She can’t stop, she won’t stop — from Hannah Montana to Bangerz to “Flowers”

The 50 Best Miley Cyrus Songs


Miley Cyrus has lived a hundred musical lives since she burst onto the scene at 13 years old as the titular star of Hannah Montana. Born into a country-music dynasty (her dad is, of course, Billy Ray Cyrus and her godmother is Dolly Parton), the budding teen idol fused her Southern upbringing with the Disney pop needed to make the fictional Montana successful. But it takes a true star to shine brighter than her alter ego, and Cyrus met the challenge with ease, transitioning quickly into a pop force in her own right.

Since 2007’s Meet Miley Cyrus, she has been in a constant state of musical evolution. Her journey has brought her to Eighties pop, metal pastiche, trap music, psychedelic art rock,and even back to country. But within all her eras, she can’t (and won’t) stop just being Miley.

Ahead of her eighth album, Endless Summer Vacation (out March 10), we compiled the top-50 Miley Cyrus songs. This includes material she recorded as fictional characters, as well as officially released covers she couldn’t help but make her own.

From Rolling Stone US


‘Slide Away’

Following the release of her domestic-bliss album Younger Now, Cyrus was prepping a light return to the hard-partying anthems of her early twenties. But life and her music took a sharp turn following the She Is Coming EP. In August 2019, she dropped a one-off track that addressed the end of a relationship that defined a decade of her life. The mood was as resigned and somber as one would expect to feel in a moment like that.

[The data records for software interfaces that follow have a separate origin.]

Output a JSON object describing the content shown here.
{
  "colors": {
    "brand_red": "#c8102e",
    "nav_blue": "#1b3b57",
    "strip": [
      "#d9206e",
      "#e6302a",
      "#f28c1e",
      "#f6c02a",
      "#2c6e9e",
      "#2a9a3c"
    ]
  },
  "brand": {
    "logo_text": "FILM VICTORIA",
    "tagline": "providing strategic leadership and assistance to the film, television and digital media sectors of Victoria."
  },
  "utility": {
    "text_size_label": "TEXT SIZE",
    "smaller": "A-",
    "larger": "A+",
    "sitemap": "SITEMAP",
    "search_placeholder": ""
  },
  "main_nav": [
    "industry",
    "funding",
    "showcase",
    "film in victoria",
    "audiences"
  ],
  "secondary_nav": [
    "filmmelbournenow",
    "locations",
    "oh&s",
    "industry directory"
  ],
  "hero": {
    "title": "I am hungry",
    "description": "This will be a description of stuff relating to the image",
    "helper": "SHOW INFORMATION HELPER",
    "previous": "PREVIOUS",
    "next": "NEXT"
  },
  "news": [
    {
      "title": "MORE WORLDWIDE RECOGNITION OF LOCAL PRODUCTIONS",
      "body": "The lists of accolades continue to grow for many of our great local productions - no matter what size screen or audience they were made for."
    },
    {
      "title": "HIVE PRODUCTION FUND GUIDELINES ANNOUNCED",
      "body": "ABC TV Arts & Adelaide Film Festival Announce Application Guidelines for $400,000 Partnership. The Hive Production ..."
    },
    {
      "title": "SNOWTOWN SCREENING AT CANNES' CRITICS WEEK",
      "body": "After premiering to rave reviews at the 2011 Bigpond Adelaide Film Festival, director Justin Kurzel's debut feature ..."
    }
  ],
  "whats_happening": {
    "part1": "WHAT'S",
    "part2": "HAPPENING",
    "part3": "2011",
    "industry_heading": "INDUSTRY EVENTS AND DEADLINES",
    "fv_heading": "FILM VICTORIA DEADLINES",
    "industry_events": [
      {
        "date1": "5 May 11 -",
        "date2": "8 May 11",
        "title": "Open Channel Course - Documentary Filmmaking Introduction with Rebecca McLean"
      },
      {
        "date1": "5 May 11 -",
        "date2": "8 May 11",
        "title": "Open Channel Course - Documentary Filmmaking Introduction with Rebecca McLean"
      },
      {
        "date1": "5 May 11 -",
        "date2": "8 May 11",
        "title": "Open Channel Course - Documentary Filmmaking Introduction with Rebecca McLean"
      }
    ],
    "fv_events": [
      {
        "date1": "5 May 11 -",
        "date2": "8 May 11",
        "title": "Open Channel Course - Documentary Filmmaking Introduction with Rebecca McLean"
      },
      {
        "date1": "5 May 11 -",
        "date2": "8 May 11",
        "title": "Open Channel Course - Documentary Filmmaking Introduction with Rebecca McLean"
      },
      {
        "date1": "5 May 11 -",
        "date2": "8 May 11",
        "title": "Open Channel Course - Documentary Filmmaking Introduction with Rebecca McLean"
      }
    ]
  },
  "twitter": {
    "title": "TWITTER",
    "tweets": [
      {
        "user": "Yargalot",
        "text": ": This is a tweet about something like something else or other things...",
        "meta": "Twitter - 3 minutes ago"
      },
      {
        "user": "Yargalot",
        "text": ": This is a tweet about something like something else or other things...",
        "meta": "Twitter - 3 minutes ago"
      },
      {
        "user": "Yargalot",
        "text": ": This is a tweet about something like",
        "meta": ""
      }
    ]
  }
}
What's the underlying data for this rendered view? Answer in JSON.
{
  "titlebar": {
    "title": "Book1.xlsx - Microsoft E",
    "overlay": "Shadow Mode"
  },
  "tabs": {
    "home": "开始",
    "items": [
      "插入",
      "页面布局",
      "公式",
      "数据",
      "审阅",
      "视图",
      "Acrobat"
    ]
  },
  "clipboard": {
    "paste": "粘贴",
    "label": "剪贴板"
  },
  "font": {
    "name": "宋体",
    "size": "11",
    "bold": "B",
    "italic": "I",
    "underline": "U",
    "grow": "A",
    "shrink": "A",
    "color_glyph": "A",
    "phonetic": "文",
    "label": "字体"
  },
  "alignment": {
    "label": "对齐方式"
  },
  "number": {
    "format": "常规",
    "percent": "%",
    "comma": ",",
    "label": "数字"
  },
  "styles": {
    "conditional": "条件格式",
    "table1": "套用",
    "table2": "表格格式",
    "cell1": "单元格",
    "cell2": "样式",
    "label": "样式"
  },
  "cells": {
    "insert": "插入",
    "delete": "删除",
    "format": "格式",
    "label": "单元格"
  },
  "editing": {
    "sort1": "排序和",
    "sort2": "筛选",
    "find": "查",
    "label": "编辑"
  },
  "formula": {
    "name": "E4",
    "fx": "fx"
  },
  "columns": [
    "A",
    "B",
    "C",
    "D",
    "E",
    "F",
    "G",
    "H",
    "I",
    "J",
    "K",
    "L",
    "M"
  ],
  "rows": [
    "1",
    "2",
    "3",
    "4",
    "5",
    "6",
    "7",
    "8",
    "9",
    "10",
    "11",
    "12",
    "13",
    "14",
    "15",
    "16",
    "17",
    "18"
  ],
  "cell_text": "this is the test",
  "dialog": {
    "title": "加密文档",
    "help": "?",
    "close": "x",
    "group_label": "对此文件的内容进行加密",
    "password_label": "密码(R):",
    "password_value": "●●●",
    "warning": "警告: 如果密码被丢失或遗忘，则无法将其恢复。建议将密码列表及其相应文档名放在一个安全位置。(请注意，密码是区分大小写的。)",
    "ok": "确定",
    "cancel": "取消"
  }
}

On “Slide Away,” a grunge-y slice of late-Nineties alt-rock, Cyrus serves up brutally honest confessions: “I want my house in my hills/Don’t want the whiskey and pills/I don’t give up easily/But I don’t think I’m down,” she sings on the first pre-chorus. Referring back to the ocean-driven love story of “Malibu,” Cyrus lets her past love “go back to the ocean,” as she heads toward the city’s lights on her own. The track is as potent as it is unforgettable. —B.S.


‘Party in the U.S.A.’

Cyrus took a song originally written for British singer Jessie J and turned it into a calling-card anthem, and her first classic hit. She gets off the plane at LAX with nothing but her dream and her cardigan, but that’s OK because in Miley’s America there’s room at the party for everyone. She subversively celebrates Jay-Z and Britney Spears with equal love; she sings, raps, and gets down as the guitars rock out over a hip-hop-pop beat. The result was a utopian notion of an optimistically inclusive U.S.A. perfectly timed for the early days of the Obama era. The song has become more resonant as the years have passed by. When Joe Biden was elected president in 2020, huge joyous crowds sang “Party in the U.S.A.” — just like they’d sung “Don’t Stop Believin’” when Obama won in 2008 — sending the song back onto the charts more than a decade after it came out. —J.D.


‘Wrecking Ball’

The Bangerz era was meant to upend Cyrus’ career. It was bold, brash, and abrasive in its delivery, from the first tongue-out twerk. But beneath the surface was a big broken heart, mending itself together again. “Wrecking Ball” serves as the emotional core of Cyrus’ fourth album and a true turning point in her pop career post-Disney. Though the song was originally written for Beyoncé, Cyrus meets its vocal challenges with both flourish and theatricality. Above a wash of moving, neon synths, she belts out a power ballad about the end of a relationship she can’t quite shake, one that has left her demolished. Her natural twang gives the song a great country essence, like her godmother Dolly Parton’s original take on “I Will Always Love You.” In an era focused on shocking visuals, Cyrus made sure that big voice of hers was heard. And it was loud and clear. —B.S.